The lyrics are unintelligible during the moments of growling/screaming, so it's hard to tell what's going on without a lyric sheet. From what can be heard (usually in the cleanly-sung moments) it sounds as though it's business as usual in the BTBAM camp: Cryptic and poetic musings about real life, with some sly social commentary thrown in. "The throat can't start singing/The scarecrow is watching" sounds like an outtake from an Orwellian novel. Tommy Rogers is still in top form as far as his David Gilmour-inspired falsetto clean vocals and his guttural growls are concerned, but they do kind of blend into the background. The best vocal hook of the album is in the closer "Swim to the Moon": "Slide into the water/become one with the sea/life seems so much smaller/swim to the moon".
Overall Impression — 9

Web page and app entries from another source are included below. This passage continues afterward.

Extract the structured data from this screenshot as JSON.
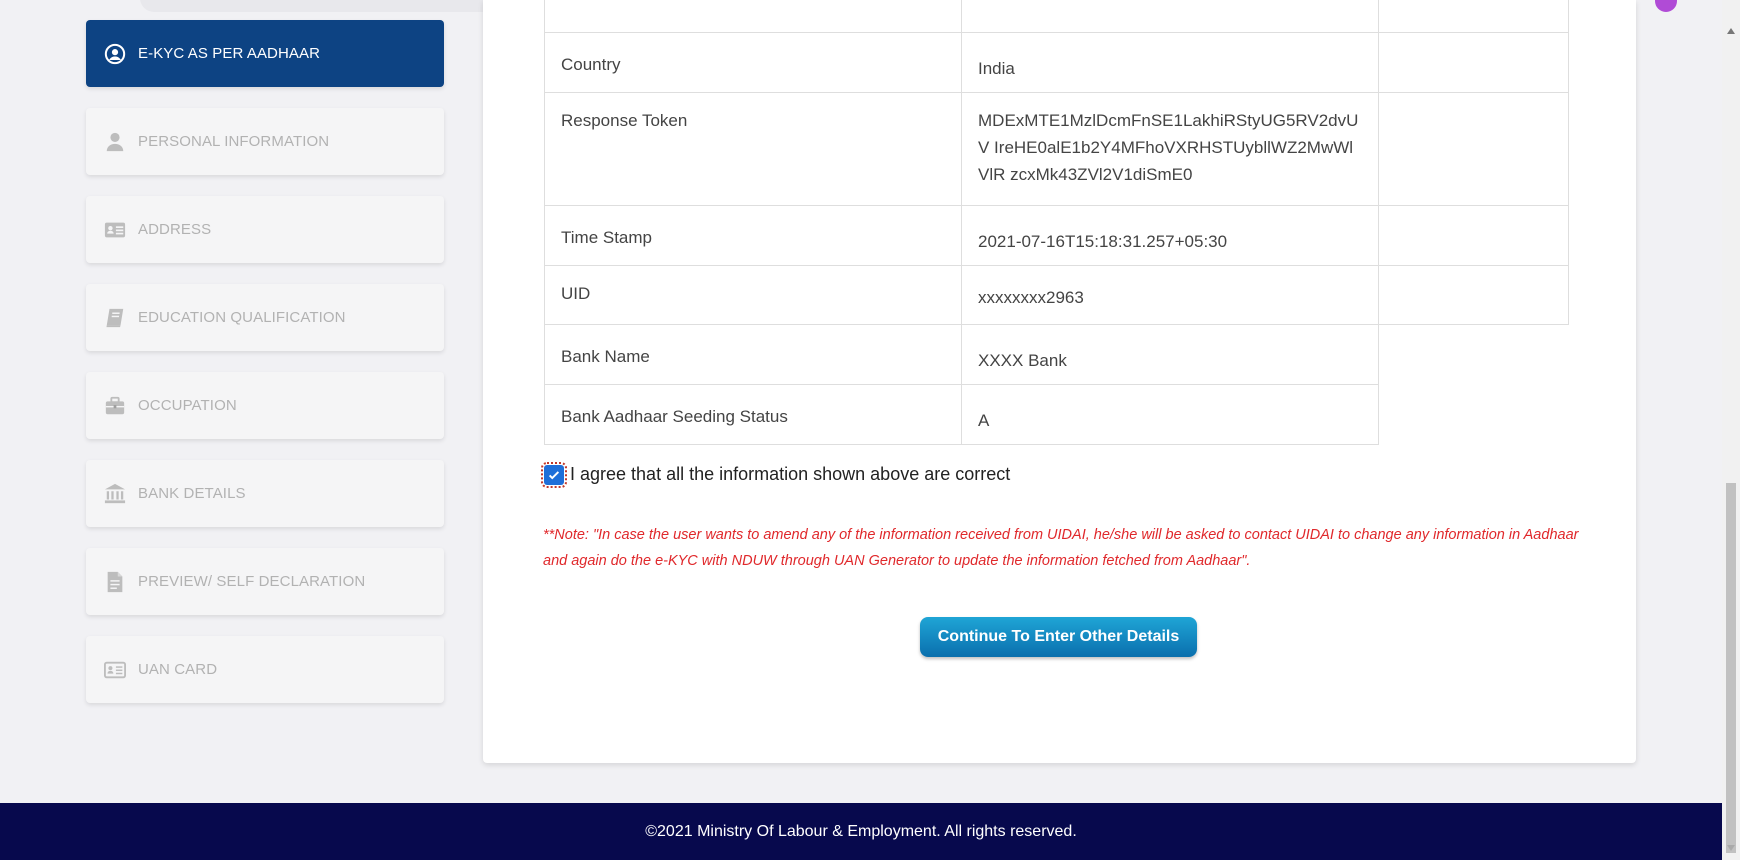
{
  "sidebar": {
    "items": [
      {
        "label": "E-KYC AS PER AADHAAR",
        "icon": "user-circle-icon",
        "active": true
      },
      {
        "label": "PERSONAL INFORMATION",
        "icon": "user-icon",
        "active": false
      },
      {
        "label": "ADDRESS",
        "icon": "address-card-icon",
        "active": false
      },
      {
        "label": "EDUCATION QUALIFICATION",
        "icon": "book-icon",
        "active": false
      },
      {
        "label": "OCCUPATION",
        "icon": "briefcase-icon",
        "active": false
      },
      {
        "label": "BANK DETAILS",
        "icon": "bank-icon",
        "active": false
      },
      {
        "label": "PREVIEW/ SELF DECLARATION",
        "icon": "document-icon",
        "active": false
      },
      {
        "label": "UAN CARD",
        "icon": "id-card-icon",
        "active": false
      }
    ]
  },
  "table": {
    "rows": [
      {
        "key": "Country",
        "value": "India"
      },
      {
        "key": "Response Token",
        "value": "MDExMTE1MzlDcmFnSE1LakhiRStyUG5RV2dvUV IreHE0alE1b2Y4MFhoVXRHSTUybllWZ2MwWlVlR zcxMk43ZVl2V1diSmE0"
      },
      {
        "key": "Time Stamp",
        "value": "2021-07-16T15:18:31.257+05:30"
      },
      {
        "key": "UID",
        "value": "xxxxxxxx2963"
      },
      {
        "key": "Bank Name",
        "value": "XXXX Bank"
      },
      {
        "key": "Bank Aadhaar Seeding Status",
        "value": "A"
      }
    ]
  },
  "agreement": {
    "label": "I agree that all the information shown above are correct",
    "checked": true
  },
  "note": "**Note: \"In case the user wants to amend any of the information received from UIDAI, he/she will be asked to contact UIDAI to change any information in Aadhaar and again do the e-KYC with NDUW through UAN Generator to update the information fetched from Aadhaar\".",
  "continue_button": "Continue To Enter Other Details",
  "footer": "©2021 Ministry Of Labour & Employment. All rights reserved.",
  "colors": {
    "active_sidebar": "#0d4383",
    "footer_bg": "#07094d",
    "note_red": "#e0282b",
    "button": "#0a6fad"
  }
}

So will this album sell as many copies as either Mastodon or Opeth's latest releases? Probably not. The music is too "out there" for many people, even (or perhaps especially) heavy metal fans. Reiterating the point at the beginning of this review, this is a band unafraid to take chances, and the result is their best album yet and what might be the best album of the year. There's more to discover on "The Great Misdirect" than any album (metal or otherwise) so far released in 2009. More happens over the course of this album than one review can describe. If there is one problem with the album, it is that despite it's nearly hour-long running time, it's over much too quickly. But, if the worst thing you can say about an album is that you wish it kept going, the band must be doing something right. This is a band that has almost made stepping out of its comfort zone a genre unto itself. Comparisons to Dillinger Escape Plan and Mike Patton are inevitable, but the fact is, Between the Buried and Me sound like no one but themselves. It is albums like this, albums that make you believe anything is possible, that are the reason this reviewer ever got into music in the first place. Buy this album, support this band.